Look through the data below and count each line where the word "output" appears. Reply with the count alone.

* * * * * * * * *

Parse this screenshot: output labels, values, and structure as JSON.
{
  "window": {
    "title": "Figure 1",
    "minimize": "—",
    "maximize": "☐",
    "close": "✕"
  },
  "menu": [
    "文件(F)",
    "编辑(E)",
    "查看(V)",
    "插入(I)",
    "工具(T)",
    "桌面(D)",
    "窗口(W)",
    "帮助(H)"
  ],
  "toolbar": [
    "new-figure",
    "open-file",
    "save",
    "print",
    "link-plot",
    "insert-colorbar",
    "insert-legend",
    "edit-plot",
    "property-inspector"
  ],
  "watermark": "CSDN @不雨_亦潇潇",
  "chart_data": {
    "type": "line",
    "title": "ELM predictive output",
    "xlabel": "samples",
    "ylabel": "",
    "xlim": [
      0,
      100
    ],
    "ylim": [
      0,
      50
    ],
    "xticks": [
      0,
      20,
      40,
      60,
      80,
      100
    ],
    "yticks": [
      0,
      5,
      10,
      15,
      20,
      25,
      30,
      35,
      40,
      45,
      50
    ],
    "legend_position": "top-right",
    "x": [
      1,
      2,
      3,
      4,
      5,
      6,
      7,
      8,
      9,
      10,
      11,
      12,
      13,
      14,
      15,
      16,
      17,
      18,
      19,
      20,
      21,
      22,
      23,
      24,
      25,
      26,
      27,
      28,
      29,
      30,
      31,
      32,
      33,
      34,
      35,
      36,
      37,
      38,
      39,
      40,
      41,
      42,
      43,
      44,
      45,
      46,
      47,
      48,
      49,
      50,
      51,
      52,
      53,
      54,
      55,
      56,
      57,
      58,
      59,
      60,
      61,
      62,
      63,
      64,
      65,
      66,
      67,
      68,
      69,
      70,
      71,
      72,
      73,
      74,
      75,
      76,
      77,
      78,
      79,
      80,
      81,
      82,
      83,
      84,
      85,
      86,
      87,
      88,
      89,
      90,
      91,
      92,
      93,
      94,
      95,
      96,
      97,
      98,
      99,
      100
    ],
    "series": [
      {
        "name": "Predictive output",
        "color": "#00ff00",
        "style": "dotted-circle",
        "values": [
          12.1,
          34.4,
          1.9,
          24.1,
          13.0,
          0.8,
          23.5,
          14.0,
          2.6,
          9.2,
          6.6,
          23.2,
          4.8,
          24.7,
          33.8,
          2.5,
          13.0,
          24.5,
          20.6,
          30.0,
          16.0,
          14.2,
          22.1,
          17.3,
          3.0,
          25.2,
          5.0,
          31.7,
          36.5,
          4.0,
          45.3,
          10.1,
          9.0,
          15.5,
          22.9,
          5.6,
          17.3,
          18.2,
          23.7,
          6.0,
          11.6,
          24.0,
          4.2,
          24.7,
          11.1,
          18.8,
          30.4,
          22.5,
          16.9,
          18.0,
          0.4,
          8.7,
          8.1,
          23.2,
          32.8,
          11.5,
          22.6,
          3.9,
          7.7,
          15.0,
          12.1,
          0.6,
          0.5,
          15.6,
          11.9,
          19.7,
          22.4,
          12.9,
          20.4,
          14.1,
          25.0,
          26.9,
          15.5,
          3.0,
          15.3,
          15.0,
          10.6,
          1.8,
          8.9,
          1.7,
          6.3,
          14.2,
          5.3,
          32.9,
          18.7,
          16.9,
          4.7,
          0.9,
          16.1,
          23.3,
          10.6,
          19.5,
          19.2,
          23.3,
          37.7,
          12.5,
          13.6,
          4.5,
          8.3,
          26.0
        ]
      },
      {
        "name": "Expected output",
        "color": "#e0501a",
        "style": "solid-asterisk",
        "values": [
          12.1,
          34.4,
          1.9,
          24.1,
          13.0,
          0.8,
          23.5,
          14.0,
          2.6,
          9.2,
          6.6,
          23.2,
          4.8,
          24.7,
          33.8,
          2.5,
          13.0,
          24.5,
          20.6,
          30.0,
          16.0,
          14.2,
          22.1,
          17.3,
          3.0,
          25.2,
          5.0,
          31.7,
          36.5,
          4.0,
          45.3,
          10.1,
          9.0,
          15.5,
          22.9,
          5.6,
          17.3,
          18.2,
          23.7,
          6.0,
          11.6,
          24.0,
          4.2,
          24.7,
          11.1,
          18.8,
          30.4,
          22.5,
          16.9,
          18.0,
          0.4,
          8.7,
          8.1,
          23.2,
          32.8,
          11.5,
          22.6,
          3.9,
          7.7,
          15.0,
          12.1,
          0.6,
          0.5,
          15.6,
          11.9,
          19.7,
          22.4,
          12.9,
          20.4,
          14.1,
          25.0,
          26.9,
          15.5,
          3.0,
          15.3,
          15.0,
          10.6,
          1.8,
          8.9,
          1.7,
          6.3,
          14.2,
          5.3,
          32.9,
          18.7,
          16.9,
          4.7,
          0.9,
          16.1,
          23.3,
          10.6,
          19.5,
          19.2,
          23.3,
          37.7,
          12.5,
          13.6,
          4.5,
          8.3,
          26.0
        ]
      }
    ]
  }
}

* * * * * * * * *

Answer section |
4